Sunday, September 15, 2013

How The RBS Incident Relates to Choosing Clojure for Your Startup

Couple of Hacker News/proggit articles worth combining today: "where my mouth is" and "RBS Mainframe Meltdown: A Year On".

The first article is about a long-time LISP guy who has bet his company on using Clojure. The second is about how the Royal Bank of Scotland has had a complete computing meltdown with their ancient mainframe running COBOL and is going to be spending half a billion pounds trying to fix it.

The RBS article has comments attached to it to the effect of "well, it's hard to find people who know COBOL these days" and "the people who built it are retired". It's true, right? Those COBOL guys get paid a lot of money to come in to fix these old systems.

But let's put this in the context of the we're-using-Clojure article.

The blog post mentions some Silicon Valley hive-mind discussion points like "with good programmers, language doesn't matter" and "it's hard to find people, but it's hard anyway".

But it does matter, doesn't it?

Arguably, the only reason you're getting people to do Clojure now is because either:

a) The problem you're working on is interesting, in which case the language doesn't matter at all, as the OP said.

b) The problem is not interesting, but the chance to develop in Clojure is handed to people and they want to do that.

Let's assume it's not (b). Because if it's (b), your company is screwed. The only people you've attracted are those who only ever want to use new-and-shiny and have no interest in the problem. They'll jump at the next new and shiny technology as soon as that comes along and leave you with a pile of disaster as they figured out (or didn't figure out) best practices. EA inherited one of these while I was there, an Erlang service that was acquired in that took years to remove.

So let's say it's (a) in this case. Great, you've got an interesting problem that attracts people... for now. What happens when your problem is no longer interesting?

If you put that in the context of the RBS problem, this is similar. Banking used to be interesting for programmers (I think, since there was no Snapchat back then). What happens if your problem is not interesting next year? Or in two years? Or even in 15 years? Who are you going to hire then?

Additional thing is, this RBS story is for a language that was mainstream. With Clojure, the chances are extremely poor that it will enjoy mainstream success -- Lisps have had 50 years and still haven't.

Has the OP thought about that long term prognosis? At what point would the company port away from Clojure? Or, if the company is wildly successful, are they prepared to be the only major example using it 10 years from now, like Jane Street is for OCaml?

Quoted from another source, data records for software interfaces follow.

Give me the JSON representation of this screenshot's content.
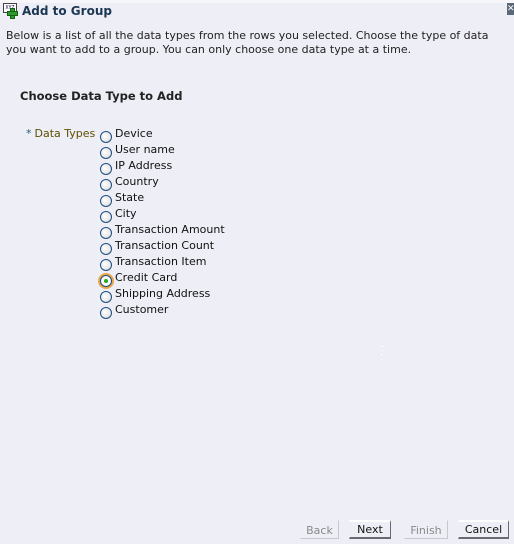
{
  "dialog": {
    "title": "Add to Group",
    "title_icon": "add-to-group-icon",
    "close_icon": "close-icon",
    "close_glyph": "✕",
    "instructions": "Below is a list of all the data types from the rows you selected. Choose the type of data you want to add to a group. You can only choose one data type at a time."
  },
  "form": {
    "section_title": "Choose Data Type to Add",
    "field": {
      "required_marker": "*",
      "label": "Data Types",
      "selected": "Credit Card",
      "options": [
        {
          "label": "Device",
          "checked": false
        },
        {
          "label": "User name",
          "checked": false
        },
        {
          "label": "IP Address",
          "checked": false
        },
        {
          "label": "Country",
          "checked": false
        },
        {
          "label": "State",
          "checked": false
        },
        {
          "label": "City",
          "checked": false
        },
        {
          "label": "Transaction Amount",
          "checked": false
        },
        {
          "label": "Transaction Count",
          "checked": false
        },
        {
          "label": "Transaction Item",
          "checked": false
        },
        {
          "label": "Credit Card",
          "checked": true
        },
        {
          "label": "Shipping Address",
          "checked": false
        },
        {
          "label": "Customer",
          "checked": false
        }
      ]
    }
  },
  "buttons": {
    "back": {
      "label": "Back",
      "enabled": false
    },
    "next": {
      "label": "Next",
      "enabled": true
    },
    "finish": {
      "label": "Finish",
      "enabled": false
    },
    "cancel": {
      "label": "Cancel",
      "enabled": true
    }
  },
  "colors": {
    "background": "#eeeef6",
    "title_text": "#1b3652",
    "field_label": "#5e4f00",
    "required_marker": "#2a5b78",
    "radio_selected_focus": "#e6a84a",
    "radio_dot": "#22aa22"
  }
}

RBS could have had that COBOL been ported to C at any time after 1972, RBS would have no problem finding folks right now. Had it been ported to C++ at any time after 1980-something... or Java after 1995... you get the idea. But apparently it never made financial sense for them to do it -- and that's a bank with big time resources.

When we're talking about a startup, at what point does it make financial sense to port your stuff off of whatever you chose initially? Sometimes, never. Whatever you choose may have to live with your company forever, as RBS and others have shown us. And that can be a huge problem if you choose to go with something that's not mainstream, maybe sooner than you think.

1 comment:

kat said...

This is an issue of choosing appropriate software early on, and your points about finding appropriate and motivated workers to run a system are relevant. but it's also an issue of having the discipline to plan and provide for the long term.

all things get old and outgrow their foundations: buildings, software, banking systems. It's easy to plant a sapling. The root system is small and the tree fits beautifully into that corner of the yard. But fifteen years on, the tree is causing major structural damage because it's too close to the house. The only options at this point are to undergo an expensive and complicated procedure of cutting down the tree and relocating it (if you even have a place large enough to put it), or cutting it down and putting in something new.

The answer is to consider exit (or transition) strategies early on. It's difficult to take the long view; it involves planning for a future you may never see, and discipline to set aside finances for a problem that is not imminent (until it is). While not entirely true, this article about the trees at Oxford demonstrates the kind of thinking that is necessary:

With regards to people running the systems, You mention the problem with people who are always chasing the new, shiny thing. However, people who prefer to stick with the devil they know are just as complicit in the failure of systems. They would rather stay working at the same company, with the same software, that they always have. They are valuable because nobody else knows the arcane, intimate details of the company's archaic systems like they do. They are difficult to replace and would have difficulty moving to a new work environment. They have a vested interest in avoiding changes to the system, lest they become obsolete and must, heaven forbid, learn something new.

Keeping a thing in good working order, be it a bridge, or a building, or a banking system, is a complicated task that requires thought and expenditures on internal infrastructure. Nobody likes it because it's hard to see direct bottom line profit from this sort of work and expense, but it's the best way to avoid calamities like the RBS meltdown.